This is another common cause of postmenopausal bleeding, and is simply an abnormal thickening of the uterus. Besides bleeding after menopause, this can sometimes cause changes in the uterine lining, therefore, resulting in atypical hyperplasia, which is a dangerous condition and could even lead to uterus cancer.

4. Infection of the Uterus

A uterus infection could also be a reason for vaginal bleeding after menopause. It has been found that a postmenopausal woman could experience vaginal bleeding during a pelvic exam, a pap smear or after sex during an infection. Usually this occurs because of lower estrogen levels and the uterine lining being thinned out. You need to be careful during these times since any kind of sexual activity or vaginal exams could tear the thin uterine lining, causing vaginal bleeding.

5. Endometrial Cancer (Uterine Cancer)

This is a kind of cancer which starts in the uterus. Many times it is detected at an early stage since it frequently causes abnormal vaginal bleeding, prompting women to go to their doctor. You could also experience watery, abnormal, blood-tinged discharge or pelvic pain if you are suffering from endometrial cancer.

6. Other Causes

Use of certain kinds of medications like blood thinners, hormone therapy and other types of cancer besides uterine cancer can cause postmenopausal bleeding, too.

How Is Bleeding After Menopause Diagnosed?

It can be determined by your doctor what the cause of bleeding is by checking your medical history and making a physical exam and some tests, which include:

  • ŸTransvaginal ultrasound. An imaging device is inserted into the vagina during this test, enabling your docor to see the pelvic organs and look for anything which is unsual.
  • ŸEndometiral biopsy. A thin tube is inserted into your uterus, and then a tiny sample of the lining is taken out. It is then sent to a lab to check for anything unusual.
  • ŸA sonogram which is saline-infused. Going through the cervix, saline is put in the uterus with a thin, small tube. With ultrasound, your doctor look for any masses in the uterine lining. This is done many times along with an endometrial biopsy.
  • ŸHysteroscopy. Your doctor will use an instrument with a light and small camera during this test to look at the inside of the utuers and search for any problems.
  • ŸD&C (dilation and curettage). This type of test enables your doctor remove tissue from the uterine lining, so it can be sent to a lab to be analyzed.

Biopsy can be performed in your doctor’ office, and D&C and hysteroscopy are generally done in an outpatient surgical center or a hospital.

How Is Bleeding After Menopause Treated?

Bleeding might not need any treatment for some cases.

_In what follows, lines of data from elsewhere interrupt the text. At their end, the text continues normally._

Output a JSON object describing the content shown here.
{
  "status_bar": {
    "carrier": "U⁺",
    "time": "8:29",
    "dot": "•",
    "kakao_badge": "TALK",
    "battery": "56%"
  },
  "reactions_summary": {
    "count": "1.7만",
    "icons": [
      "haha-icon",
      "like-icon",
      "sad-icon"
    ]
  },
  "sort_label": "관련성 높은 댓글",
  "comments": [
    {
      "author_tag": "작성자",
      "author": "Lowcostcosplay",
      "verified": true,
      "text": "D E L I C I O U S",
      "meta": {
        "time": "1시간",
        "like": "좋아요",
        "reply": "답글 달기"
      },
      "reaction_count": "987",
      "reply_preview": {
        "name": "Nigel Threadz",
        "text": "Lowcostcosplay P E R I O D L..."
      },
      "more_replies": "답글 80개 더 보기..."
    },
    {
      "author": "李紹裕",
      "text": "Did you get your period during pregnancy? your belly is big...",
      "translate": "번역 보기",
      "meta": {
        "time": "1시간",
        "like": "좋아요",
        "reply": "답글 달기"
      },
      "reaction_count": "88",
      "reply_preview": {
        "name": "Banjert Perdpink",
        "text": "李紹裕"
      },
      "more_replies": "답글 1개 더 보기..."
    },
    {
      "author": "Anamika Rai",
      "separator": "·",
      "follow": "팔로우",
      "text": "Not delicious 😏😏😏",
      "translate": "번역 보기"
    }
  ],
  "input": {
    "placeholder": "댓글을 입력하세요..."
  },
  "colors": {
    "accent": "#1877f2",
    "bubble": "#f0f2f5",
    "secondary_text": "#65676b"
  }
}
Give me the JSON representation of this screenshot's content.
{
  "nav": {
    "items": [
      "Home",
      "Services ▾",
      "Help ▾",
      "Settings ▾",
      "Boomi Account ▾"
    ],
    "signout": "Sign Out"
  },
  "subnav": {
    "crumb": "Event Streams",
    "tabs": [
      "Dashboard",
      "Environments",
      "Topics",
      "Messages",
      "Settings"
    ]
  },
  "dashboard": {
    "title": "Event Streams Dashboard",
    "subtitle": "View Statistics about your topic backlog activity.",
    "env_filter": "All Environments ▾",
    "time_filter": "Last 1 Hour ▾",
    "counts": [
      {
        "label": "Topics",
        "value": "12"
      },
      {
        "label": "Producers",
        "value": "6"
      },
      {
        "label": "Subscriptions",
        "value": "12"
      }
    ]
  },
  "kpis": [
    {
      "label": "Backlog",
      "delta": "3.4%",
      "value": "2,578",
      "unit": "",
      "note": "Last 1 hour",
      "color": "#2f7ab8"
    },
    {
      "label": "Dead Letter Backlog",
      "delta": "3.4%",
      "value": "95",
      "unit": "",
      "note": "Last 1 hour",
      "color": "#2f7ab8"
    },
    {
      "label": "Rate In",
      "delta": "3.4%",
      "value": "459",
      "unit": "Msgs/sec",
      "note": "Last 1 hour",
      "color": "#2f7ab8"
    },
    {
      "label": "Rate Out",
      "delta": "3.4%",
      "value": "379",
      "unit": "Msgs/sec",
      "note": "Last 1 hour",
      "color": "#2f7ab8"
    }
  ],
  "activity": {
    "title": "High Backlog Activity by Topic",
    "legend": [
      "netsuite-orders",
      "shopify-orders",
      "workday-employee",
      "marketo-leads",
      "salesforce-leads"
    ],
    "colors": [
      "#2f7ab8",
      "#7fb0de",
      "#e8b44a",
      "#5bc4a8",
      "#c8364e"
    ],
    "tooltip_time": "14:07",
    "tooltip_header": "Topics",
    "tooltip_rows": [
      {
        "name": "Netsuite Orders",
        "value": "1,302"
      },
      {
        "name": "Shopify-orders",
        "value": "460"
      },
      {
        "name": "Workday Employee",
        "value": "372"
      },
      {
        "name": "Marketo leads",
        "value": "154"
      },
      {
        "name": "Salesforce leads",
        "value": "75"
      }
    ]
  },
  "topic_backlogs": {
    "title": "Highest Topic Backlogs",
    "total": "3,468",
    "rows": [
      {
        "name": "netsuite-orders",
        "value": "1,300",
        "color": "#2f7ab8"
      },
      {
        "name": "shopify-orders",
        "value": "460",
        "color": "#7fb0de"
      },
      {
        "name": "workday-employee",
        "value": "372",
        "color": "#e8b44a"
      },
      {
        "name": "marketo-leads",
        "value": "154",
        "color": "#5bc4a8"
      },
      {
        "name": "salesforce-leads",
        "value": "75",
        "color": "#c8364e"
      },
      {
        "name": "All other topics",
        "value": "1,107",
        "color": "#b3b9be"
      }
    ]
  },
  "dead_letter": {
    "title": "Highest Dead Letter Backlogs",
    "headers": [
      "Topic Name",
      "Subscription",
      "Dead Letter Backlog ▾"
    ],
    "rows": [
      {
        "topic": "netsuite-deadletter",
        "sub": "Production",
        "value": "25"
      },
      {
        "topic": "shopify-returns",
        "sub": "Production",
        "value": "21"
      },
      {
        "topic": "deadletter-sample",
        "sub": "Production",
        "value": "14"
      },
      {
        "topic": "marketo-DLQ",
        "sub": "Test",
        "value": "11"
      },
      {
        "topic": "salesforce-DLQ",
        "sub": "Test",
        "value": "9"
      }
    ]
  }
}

And if needed, the treatment will basically depend upon the cuase of the bleeding, whether it is heavy or any other symtpoms are present. Afterthe cause is ruled out, treatments usually include the following:

  • ŸEstrogen creams. Your doctor could prescribe estrogen cream if your bleeding is from the atrophy and thinning of your vaginal tissues.
  • ŸPolyp removal. This is a common surgical procedure to polyps. It is performed by typing it at the base tightly, and then twisting or removing it with forceps.
  • ŸProgestin. This is a hormone replacement. Your doctor could recommend it if your endometrial tissue is overgrown. Progestin can lower the overgrowth of tissue and lessen the bleeding.
  • ŸHysterectomy. Bleeding which can’t be treated in a less invasive way could need a hysterectomy. During this procedure, your doctor will remove your uterus. This could be done laparoscopically or through conventional abdominal surgery.

If the bleeding is because of cancer, the treatment will depend upon the kind of cancer and how far advanced it is. Common treatment for cervical or endometrial cancer can include chemotherapy, surgery and radiation therapy.